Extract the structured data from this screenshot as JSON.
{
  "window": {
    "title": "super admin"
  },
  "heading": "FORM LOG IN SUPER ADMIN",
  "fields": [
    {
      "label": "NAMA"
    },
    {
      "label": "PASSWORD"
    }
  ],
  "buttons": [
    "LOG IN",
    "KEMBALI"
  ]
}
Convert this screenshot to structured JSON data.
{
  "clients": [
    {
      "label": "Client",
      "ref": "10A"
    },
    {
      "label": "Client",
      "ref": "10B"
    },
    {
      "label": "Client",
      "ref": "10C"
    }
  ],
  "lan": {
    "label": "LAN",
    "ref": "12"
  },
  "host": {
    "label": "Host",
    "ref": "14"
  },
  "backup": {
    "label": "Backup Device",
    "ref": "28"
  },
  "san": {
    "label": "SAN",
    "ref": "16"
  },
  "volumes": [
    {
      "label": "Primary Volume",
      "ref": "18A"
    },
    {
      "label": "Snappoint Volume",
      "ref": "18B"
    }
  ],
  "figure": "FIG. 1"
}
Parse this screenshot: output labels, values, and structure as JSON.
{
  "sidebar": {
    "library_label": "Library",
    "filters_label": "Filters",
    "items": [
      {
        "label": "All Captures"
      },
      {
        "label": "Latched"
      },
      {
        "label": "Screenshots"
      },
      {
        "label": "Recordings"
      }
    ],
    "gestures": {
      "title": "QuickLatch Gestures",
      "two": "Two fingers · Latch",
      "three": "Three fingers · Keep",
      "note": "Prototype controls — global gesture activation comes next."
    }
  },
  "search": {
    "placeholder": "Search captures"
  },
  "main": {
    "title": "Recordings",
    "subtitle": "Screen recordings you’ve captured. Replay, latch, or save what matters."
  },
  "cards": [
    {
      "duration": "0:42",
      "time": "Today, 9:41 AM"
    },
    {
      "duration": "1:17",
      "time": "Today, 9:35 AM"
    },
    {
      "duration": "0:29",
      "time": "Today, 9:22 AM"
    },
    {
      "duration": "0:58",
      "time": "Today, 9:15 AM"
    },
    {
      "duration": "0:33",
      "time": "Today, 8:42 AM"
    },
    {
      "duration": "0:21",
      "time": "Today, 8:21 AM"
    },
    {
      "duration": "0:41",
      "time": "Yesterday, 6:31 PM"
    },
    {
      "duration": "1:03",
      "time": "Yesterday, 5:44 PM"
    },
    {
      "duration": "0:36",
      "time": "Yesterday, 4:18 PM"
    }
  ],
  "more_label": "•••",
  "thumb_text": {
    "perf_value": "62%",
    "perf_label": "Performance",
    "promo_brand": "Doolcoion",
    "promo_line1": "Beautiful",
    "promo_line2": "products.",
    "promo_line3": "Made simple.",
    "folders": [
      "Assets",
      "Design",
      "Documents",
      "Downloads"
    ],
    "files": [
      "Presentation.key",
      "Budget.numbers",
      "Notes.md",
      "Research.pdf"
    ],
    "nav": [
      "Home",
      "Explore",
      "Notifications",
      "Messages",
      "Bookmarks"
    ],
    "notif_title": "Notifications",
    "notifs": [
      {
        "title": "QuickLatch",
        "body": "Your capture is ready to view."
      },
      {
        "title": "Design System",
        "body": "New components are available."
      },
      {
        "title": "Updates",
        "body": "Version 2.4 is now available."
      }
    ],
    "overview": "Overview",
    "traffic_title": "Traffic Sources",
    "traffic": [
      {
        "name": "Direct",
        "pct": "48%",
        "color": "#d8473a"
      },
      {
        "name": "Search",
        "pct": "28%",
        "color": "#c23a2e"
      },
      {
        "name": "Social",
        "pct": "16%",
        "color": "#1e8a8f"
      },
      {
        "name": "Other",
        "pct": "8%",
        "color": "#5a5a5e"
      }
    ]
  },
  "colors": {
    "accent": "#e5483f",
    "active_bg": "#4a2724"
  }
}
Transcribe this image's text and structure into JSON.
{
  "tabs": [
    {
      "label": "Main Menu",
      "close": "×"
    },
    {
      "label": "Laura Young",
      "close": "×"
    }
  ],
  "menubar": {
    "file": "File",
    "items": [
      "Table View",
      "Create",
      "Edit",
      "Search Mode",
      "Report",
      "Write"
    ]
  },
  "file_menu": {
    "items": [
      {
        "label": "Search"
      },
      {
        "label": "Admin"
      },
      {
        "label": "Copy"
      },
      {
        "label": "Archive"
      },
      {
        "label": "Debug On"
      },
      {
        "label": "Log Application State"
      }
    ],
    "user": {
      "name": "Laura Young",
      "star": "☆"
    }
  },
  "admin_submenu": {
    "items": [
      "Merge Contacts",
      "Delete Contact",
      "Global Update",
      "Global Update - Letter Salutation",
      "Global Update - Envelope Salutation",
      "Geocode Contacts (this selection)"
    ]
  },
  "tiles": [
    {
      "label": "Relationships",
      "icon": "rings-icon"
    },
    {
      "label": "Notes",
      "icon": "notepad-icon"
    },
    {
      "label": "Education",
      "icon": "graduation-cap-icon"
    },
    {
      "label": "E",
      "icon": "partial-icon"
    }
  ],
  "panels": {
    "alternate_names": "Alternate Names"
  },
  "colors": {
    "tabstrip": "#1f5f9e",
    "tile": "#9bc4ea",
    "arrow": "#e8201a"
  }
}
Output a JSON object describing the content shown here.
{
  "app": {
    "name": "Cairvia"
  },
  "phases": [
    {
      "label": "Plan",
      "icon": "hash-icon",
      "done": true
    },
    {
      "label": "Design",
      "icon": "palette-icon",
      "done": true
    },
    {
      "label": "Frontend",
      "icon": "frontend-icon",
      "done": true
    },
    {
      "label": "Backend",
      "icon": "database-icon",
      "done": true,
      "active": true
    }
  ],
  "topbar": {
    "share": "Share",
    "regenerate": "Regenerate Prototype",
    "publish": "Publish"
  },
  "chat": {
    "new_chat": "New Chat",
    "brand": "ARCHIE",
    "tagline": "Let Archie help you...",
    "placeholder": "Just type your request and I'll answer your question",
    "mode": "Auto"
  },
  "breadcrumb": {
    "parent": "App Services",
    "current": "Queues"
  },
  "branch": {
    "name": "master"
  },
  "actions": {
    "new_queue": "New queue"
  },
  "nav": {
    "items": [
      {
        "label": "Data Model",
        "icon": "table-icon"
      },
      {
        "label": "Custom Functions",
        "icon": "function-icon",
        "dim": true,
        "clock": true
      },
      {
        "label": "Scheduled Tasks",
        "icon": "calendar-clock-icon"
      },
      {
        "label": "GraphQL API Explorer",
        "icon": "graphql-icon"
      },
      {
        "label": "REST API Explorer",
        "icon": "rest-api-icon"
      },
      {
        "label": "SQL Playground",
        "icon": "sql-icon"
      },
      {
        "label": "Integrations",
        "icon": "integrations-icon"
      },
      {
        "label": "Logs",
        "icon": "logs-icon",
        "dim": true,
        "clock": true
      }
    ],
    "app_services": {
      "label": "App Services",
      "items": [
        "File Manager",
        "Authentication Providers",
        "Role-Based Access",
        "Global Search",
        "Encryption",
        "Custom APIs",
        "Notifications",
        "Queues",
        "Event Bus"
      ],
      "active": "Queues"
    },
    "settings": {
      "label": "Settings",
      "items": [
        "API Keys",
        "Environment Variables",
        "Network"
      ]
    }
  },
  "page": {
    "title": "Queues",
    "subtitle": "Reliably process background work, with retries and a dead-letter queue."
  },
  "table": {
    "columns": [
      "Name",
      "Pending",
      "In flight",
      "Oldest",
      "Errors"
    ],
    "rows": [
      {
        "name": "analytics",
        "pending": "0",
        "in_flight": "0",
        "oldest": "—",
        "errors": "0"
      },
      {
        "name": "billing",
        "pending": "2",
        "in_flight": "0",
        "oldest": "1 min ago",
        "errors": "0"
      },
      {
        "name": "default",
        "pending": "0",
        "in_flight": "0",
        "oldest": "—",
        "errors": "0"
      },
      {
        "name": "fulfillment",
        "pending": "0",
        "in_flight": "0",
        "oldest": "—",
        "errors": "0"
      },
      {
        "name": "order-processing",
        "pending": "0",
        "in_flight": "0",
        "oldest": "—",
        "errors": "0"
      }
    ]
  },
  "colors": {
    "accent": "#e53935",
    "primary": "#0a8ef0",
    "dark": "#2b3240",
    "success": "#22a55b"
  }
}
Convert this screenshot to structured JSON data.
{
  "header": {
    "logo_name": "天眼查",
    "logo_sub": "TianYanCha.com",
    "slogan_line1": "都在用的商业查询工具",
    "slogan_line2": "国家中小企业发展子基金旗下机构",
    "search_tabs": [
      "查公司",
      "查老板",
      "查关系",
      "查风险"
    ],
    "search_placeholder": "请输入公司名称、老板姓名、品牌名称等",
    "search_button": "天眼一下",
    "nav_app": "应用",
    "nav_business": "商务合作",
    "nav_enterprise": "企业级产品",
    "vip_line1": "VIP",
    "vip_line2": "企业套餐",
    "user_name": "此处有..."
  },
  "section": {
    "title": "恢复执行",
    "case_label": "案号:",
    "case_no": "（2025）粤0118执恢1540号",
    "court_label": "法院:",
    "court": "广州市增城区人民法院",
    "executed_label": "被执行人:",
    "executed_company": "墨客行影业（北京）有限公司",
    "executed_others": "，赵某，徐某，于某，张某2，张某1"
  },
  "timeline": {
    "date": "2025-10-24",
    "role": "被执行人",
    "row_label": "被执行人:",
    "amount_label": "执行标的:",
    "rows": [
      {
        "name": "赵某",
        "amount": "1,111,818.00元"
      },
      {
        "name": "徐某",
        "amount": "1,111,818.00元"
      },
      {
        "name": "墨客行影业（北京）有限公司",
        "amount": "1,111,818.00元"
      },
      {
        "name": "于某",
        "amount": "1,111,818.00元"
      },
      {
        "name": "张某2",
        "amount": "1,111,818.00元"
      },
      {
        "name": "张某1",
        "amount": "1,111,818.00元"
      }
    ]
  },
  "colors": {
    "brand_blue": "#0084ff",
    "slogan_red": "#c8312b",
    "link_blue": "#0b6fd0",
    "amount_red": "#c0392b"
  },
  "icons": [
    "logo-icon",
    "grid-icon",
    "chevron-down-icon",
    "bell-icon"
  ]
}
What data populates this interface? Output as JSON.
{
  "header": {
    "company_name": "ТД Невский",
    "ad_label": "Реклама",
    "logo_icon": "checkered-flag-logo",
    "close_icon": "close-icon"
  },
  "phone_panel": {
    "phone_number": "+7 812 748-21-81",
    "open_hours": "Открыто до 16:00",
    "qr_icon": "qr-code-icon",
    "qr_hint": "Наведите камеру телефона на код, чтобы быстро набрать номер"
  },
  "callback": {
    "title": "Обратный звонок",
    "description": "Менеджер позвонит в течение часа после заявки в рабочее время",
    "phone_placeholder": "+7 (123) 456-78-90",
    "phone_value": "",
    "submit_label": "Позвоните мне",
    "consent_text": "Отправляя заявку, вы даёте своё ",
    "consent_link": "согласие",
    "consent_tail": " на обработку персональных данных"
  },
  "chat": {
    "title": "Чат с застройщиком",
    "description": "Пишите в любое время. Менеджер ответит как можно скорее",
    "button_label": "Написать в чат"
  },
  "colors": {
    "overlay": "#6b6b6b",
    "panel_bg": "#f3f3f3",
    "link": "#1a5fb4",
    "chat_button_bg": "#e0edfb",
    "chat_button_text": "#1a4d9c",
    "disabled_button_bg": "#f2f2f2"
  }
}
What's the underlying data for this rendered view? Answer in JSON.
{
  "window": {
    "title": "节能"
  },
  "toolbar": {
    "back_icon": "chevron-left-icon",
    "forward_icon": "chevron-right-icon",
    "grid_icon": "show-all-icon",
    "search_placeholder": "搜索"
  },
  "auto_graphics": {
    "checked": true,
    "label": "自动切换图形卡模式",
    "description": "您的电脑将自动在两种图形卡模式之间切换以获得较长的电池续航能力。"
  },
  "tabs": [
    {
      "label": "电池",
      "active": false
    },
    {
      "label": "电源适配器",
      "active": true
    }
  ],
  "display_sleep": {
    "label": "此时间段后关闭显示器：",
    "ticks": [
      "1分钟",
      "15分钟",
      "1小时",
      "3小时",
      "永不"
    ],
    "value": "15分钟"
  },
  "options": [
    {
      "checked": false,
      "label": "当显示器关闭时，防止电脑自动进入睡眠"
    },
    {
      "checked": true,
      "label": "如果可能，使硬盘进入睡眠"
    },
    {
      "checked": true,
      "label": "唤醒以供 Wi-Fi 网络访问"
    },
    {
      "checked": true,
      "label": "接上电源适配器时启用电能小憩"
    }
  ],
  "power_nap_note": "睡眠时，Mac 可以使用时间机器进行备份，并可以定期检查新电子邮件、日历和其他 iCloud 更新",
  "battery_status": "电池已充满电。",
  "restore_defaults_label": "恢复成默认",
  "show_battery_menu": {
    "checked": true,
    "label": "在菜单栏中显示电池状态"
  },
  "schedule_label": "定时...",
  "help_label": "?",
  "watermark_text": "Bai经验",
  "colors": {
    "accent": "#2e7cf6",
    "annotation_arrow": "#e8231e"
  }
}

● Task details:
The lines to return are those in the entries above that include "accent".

● Solution for this problem:
    "accent": "#e5483f",
    "accent": "#e53935",
    "accent": "#2e7cf6",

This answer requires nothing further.